■ **TASK DIRECTIONS**
When a line of the records below contains the string "swatch", copy that whole line.

■ **DATA FOR THIS TASK**
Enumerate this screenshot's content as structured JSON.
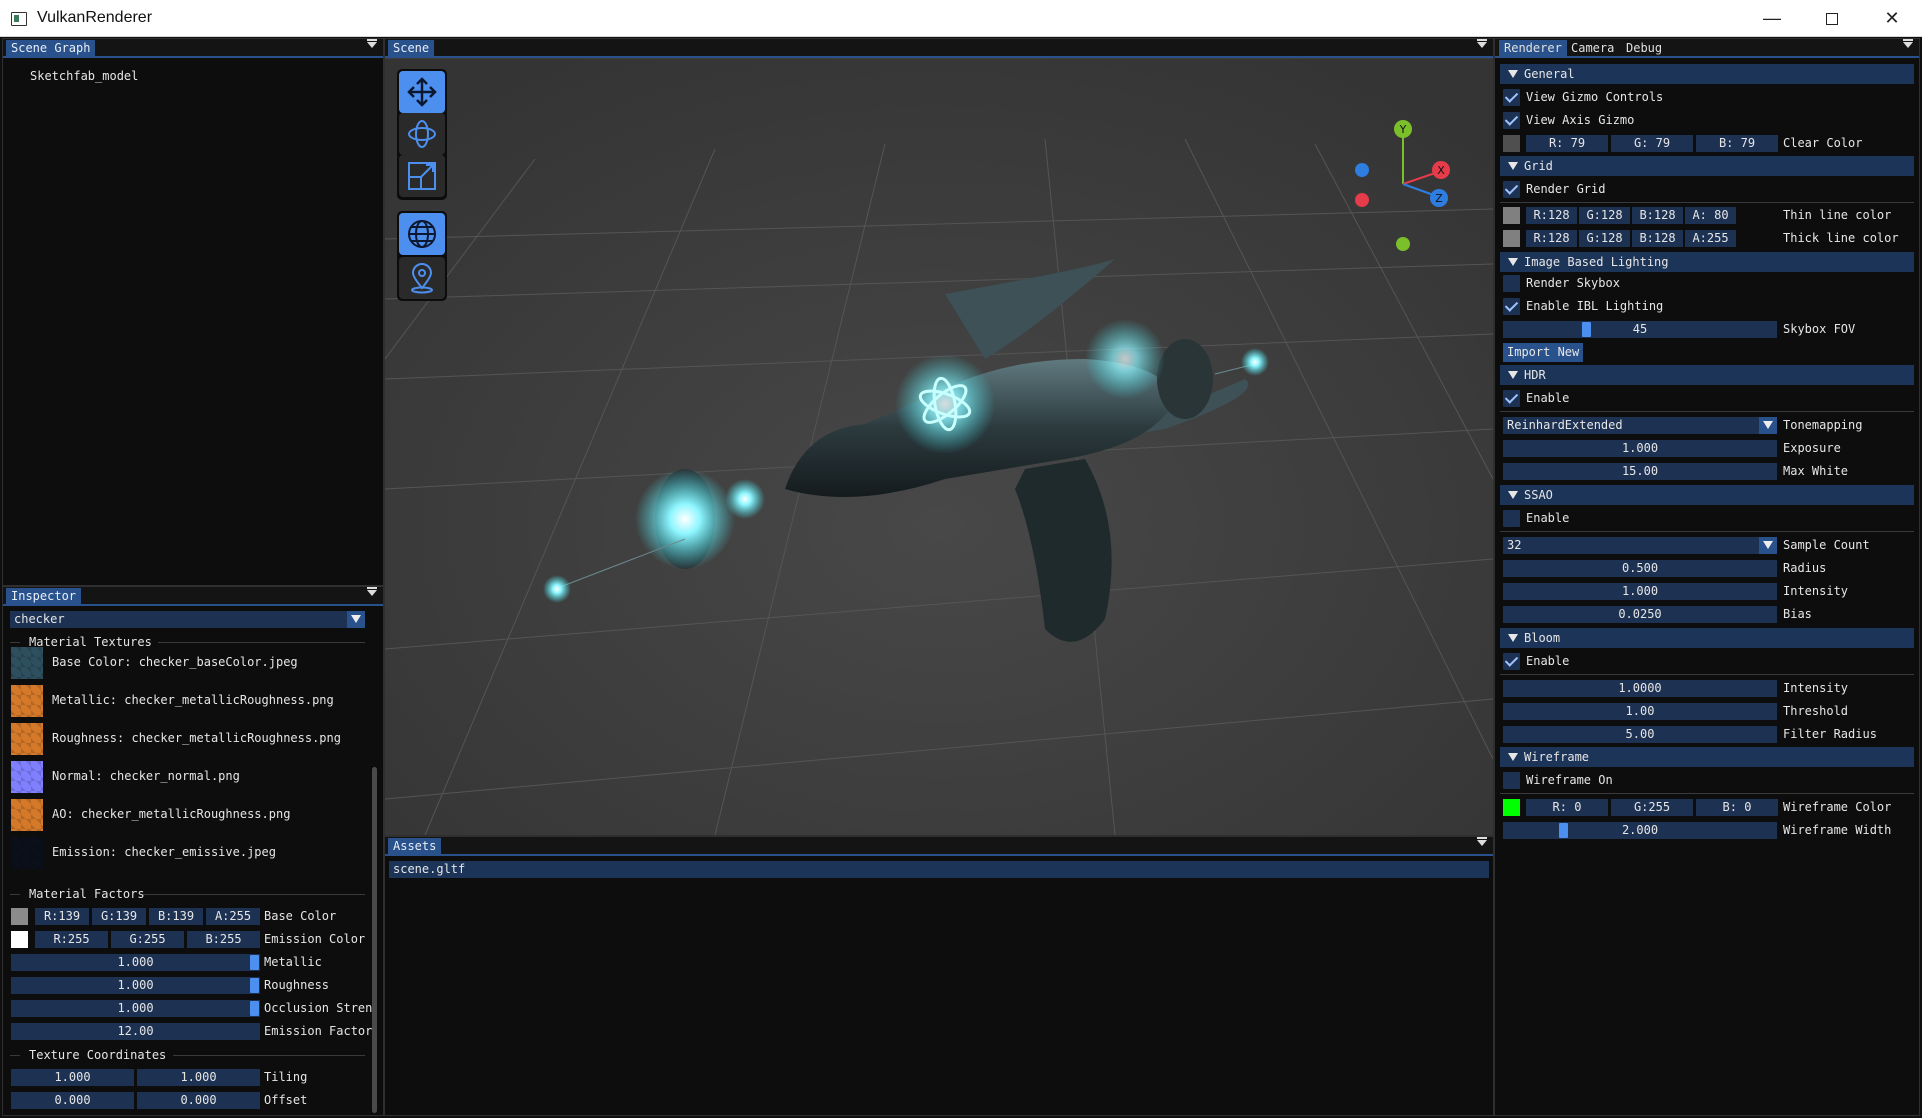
{
  "window": {
    "title": "VulkanRenderer"
  },
  "scene_graph": {
    "tab": "Scene Graph",
    "items": [
      "Sketchfab_model"
    ]
  },
  "scene": {
    "tab": "Scene",
    "colors": {
      "background": "#3d3d3d",
      "glow": "#3fe6f0"
    }
  },
  "gizmo": {
    "y": "Y",
    "x": "X",
    "z": "Z"
  },
  "assets": {
    "tab": "Assets",
    "items": [
      "scene.gltf"
    ]
  },
  "inspector": {
    "tab": "Inspector",
    "material": "checker",
    "textures_header": "Material Textures",
    "textures": [
      {
        "label": "Base Color: checker_baseColor.jpeg",
        "swatch": "#2e4f5e"
      },
      {
        "label": "Metallic: checker_metallicRoughness.png",
        "swatch": "#d4782a"
      },
      {
        "label": "Roughness: checker_metallicRoughness.png",
        "swatch": "#d4782a"
      },
      {
        "label": "Normal: checker_normal.png",
        "swatch": "#8080ff"
      },
      {
        "label": "AO: checker_metallicRoughness.png",
        "swatch": "#d4782a"
      },
      {
        "label": "Emission: checker_emissive.jpeg",
        "swatch": "#0a0f1a"
      }
    ],
    "factors_header": "Material Factors",
    "base_color": {
      "r": "R:139",
      "g": "G:139",
      "b": "B:139",
      "a": "A:255",
      "label": "Base Color",
      "swatch": "#8b8b8b"
    },
    "emission_color": {
      "r": "R:255",
      "g": "G:255",
      "b": "B:255",
      "label": "Emission Color",
      "swatch": "#ffffff"
    },
    "sliders": [
      {
        "value": "1.000",
        "label": "Metallic",
        "level": 1.0
      },
      {
        "value": "1.000",
        "label": "Roughness",
        "level": 1.0
      },
      {
        "value": "1.000",
        "label": "Occlusion Stren",
        "level": 1.0
      }
    ],
    "emission_factor": {
      "value": "12.00",
      "label": "Emission Factor"
    },
    "texcoord_header": "Texture Coordinates",
    "tiling": {
      "u": "1.000",
      "v": "1.000",
      "label": "Tiling"
    },
    "offset": {
      "u": "0.000",
      "v": "0.000",
      "label": "Offset"
    }
  },
  "renderer": {
    "tabs": [
      "Renderer",
      "Camera",
      "Debug"
    ],
    "general": {
      "header": "General",
      "view_gizmo": "View Gizmo Controls",
      "view_axis": "View Axis Gizmo",
      "clear": {
        "r": "R: 79",
        "g": "G: 79",
        "b": "B: 79",
        "label": "Clear Color",
        "swatch": "#4f4f4f"
      }
    },
    "grid": {
      "header": "Grid",
      "render": "Render Grid",
      "thin": {
        "r": "R:128",
        "g": "G:128",
        "b": "B:128",
        "a": "A: 80",
        "label": "Thin line color",
        "swatch": "#808080"
      },
      "thick": {
        "r": "R:128",
        "g": "G:128",
        "b": "B:128",
        "a": "A:255",
        "label": "Thick line color",
        "swatch": "#808080"
      }
    },
    "ibl": {
      "header": "Image Based Lighting",
      "skybox": "Render Skybox",
      "enable": "Enable IBL Lighting",
      "fov": {
        "value": "45",
        "label": "Skybox FOV"
      },
      "import": "Import New"
    },
    "hdr": {
      "header": "HDR",
      "enable": "Enable",
      "tonemap": "ReinhardExtended",
      "tonemap_label": "Tonemapping",
      "exposure": {
        "value": "1.000",
        "label": "Exposure"
      },
      "maxwhite": {
        "value": "15.00",
        "label": "Max White"
      }
    },
    "ssao": {
      "header": "SSAO",
      "enable": "Enable",
      "samples": "32",
      "samples_label": "Sample Count",
      "radius": {
        "value": "0.500",
        "label": "Radius"
      },
      "intensity": {
        "value": "1.000",
        "label": "Intensity"
      },
      "bias": {
        "value": "0.0250",
        "label": "Bias"
      }
    },
    "bloom": {
      "header": "Bloom",
      "enable": "Enable",
      "intensity": {
        "value": "1.0000",
        "label": "Intensity"
      },
      "threshold": {
        "value": "1.00",
        "label": "Threshold"
      },
      "filter": {
        "value": "5.00",
        "label": "Filter Radius"
      }
    },
    "wireframe": {
      "header": "Wireframe",
      "on": "Wireframe On",
      "color": {
        "r": "R: 0",
        "g": "G:255",
        "b": "B: 0",
        "label": "Wireframe Color",
        "swatch": "#00ff00"
      },
      "width": {
        "value": "2.000",
        "label": "Wireframe Width"
      }
    }
  }
}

■ **ANSWER TO THE EXERCISE**
        "swatch": "#2e4f5e"
        "swatch": "#d4782a"
        "swatch": "#d4782a"
        "swatch": "#8080ff"
        "swatch": "#d4782a"
        "swatch": "#0a0f1a"
      "swatch": "#8b8b8b"
      "swatch": "#ffffff"
        "swatch": "#4f4f4f"
        "swatch": "#808080"
        "swatch": "#808080"
        "swatch": "#00ff00"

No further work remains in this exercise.